Problem requirements
All of the data is to be printed again exactly as it appears.

(Records from a dataset)
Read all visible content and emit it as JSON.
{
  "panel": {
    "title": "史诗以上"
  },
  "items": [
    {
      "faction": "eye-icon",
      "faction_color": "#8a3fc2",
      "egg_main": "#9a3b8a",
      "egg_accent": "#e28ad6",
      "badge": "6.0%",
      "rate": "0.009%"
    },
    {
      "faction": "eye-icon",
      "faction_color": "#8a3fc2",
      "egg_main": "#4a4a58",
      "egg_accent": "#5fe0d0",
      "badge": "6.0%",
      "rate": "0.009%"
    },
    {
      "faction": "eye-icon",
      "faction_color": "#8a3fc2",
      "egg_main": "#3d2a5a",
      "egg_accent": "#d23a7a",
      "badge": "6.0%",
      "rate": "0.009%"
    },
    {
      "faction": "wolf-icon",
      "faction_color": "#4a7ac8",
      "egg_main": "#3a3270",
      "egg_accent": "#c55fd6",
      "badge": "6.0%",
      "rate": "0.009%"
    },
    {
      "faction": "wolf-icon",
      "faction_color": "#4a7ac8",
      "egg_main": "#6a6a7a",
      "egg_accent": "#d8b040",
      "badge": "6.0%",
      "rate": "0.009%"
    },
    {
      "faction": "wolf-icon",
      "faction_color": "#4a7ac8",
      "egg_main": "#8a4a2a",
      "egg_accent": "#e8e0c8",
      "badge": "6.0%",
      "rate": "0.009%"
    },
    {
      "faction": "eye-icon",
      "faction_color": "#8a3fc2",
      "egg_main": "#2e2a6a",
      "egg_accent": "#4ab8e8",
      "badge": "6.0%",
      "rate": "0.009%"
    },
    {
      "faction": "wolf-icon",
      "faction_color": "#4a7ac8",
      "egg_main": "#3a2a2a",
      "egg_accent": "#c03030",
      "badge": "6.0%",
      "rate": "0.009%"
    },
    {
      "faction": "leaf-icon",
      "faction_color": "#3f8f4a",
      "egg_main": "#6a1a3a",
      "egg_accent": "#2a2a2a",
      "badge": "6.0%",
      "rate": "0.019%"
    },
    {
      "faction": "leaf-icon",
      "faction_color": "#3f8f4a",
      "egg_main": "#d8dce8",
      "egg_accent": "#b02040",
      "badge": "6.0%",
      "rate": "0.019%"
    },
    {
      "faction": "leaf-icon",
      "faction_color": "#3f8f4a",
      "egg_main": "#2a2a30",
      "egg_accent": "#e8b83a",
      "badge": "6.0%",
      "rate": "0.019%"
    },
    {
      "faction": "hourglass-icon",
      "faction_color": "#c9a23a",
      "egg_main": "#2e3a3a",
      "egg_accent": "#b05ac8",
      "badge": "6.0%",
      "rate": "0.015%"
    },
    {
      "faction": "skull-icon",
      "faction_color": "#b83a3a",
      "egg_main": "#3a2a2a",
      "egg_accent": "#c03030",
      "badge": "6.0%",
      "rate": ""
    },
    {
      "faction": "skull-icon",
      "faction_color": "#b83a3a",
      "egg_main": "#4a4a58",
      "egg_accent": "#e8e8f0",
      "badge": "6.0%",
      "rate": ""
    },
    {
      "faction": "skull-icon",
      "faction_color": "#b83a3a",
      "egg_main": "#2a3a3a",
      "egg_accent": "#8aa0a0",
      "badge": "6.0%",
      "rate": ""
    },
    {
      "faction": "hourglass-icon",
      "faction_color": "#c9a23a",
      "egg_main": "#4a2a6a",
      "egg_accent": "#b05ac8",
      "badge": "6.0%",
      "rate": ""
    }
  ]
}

The completed task
Read all visible content and emit it as JSON.
{
  "panel": {
    "title": "史诗以上"
  },
  "items": [
    {
      "faction": "eye-icon",
      "faction_color": "#8a3fc2",
      "egg_main": "#9a3b8a",
      "egg_accent": "#e28ad6",
      "badge": "6.0%",
      "rate": "0.009%"
    },
    {
      "faction": "eye-icon",
      "faction_color": "#8a3fc2",
      "egg_main": "#4a4a58",
      "egg_accent": "#5fe0d0",
      "badge": "6.0%",
      "rate": "0.009%"
    },
    {
      "faction": "eye-icon",
      "faction_color": "#8a3fc2",
      "egg_main": "#3d2a5a",
      "egg_accent": "#d23a7a",
      "badge": "6.0%",
      "rate": "0.009%"
    },
    {
      "faction": "wolf-icon",
      "faction_color": "#4a7ac8",
      "egg_main": "#3a3270",
      "egg_accent": "#c55fd6",
      "badge": "6.0%",
      "rate": "0.009%"
    },
    {
      "faction": "wolf-icon",
      "faction_color": "#4a7ac8",
      "egg_main": "#6a6a7a",
      "egg_accent": "#d8b040",
      "badge": "6.0%",
      "rate": "0.009%"
    },
    {
      "faction": "wolf-icon",
      "faction_color": "#4a7ac8",
      "egg_main": "#8a4a2a",
      "egg_accent": "#e8e0c8",
      "badge": "6.0%",
      "rate": "0.009%"
    },
    {
      "faction": "eye-icon",
      "faction_color": "#8a3fc2",
      "egg_main": "#2e2a6a",
      "egg_accent": "#4ab8e8",
      "badge": "6.0%",
      "rate": "0.009%"
    },
    {
      "faction": "wolf-icon",
      "faction_color": "#4a7ac8",
      "egg_main": "#3a2a2a",
      "egg_accent": "#c03030",
      "badge": "6.0%",
      "rate": "0.009%"
    },
    {
      "faction": "leaf-icon",
      "faction_color": "#3f8f4a",
      "egg_main": "#6a1a3a",
      "egg_accent": "#2a2a2a",
      "badge": "6.0%",
      "rate": "0.019%"
    },
    {
      "faction": "leaf-icon",
      "faction_color": "#3f8f4a",
      "egg_main": "#d8dce8",
      "egg_accent": "#b02040",
      "badge": "6.0%",
      "rate": "0.019%"
    },
    {
      "faction": "leaf-icon",
      "faction_color": "#3f8f4a",
      "egg_main": "#2a2a30",
      "egg_accent": "#e8b83a",
      "badge": "6.0%",
      "rate": "0.019%"
    },
    {
      "faction": "hourglass-icon",
      "faction_color": "#c9a23a",
      "egg_main": "#2e3a3a",
      "egg_accent": "#b05ac8",
      "badge": "6.0%",
      "rate": "0.015%"
    },
    {
      "faction": "skull-icon",
      "faction_color": "#b83a3a",
      "egg_main": "#3a2a2a",
      "egg_accent": "#c03030",
      "badge": "6.0%",
      "rate": ""
    },
    {
      "faction": "skull-icon",
      "faction_color": "#b83a3a",
      "egg_main": "#4a4a58",
      "egg_accent": "#e8e8f0",
      "badge": "6.0%",
      "rate": ""
    },
    {
      "faction": "skull-icon",
      "faction_color": "#b83a3a",
      "egg_main": "#2a3a3a",
      "egg_accent": "#8aa0a0",
      "badge": "6.0%",
      "rate": ""
    },
    {
      "faction": "hourglass-icon",
      "faction_color": "#c9a23a",
      "egg_main": "#4a2a6a",
      "egg_accent": "#b05ac8",
      "badge": "6.0%",
      "rate": ""
    }
  ]
}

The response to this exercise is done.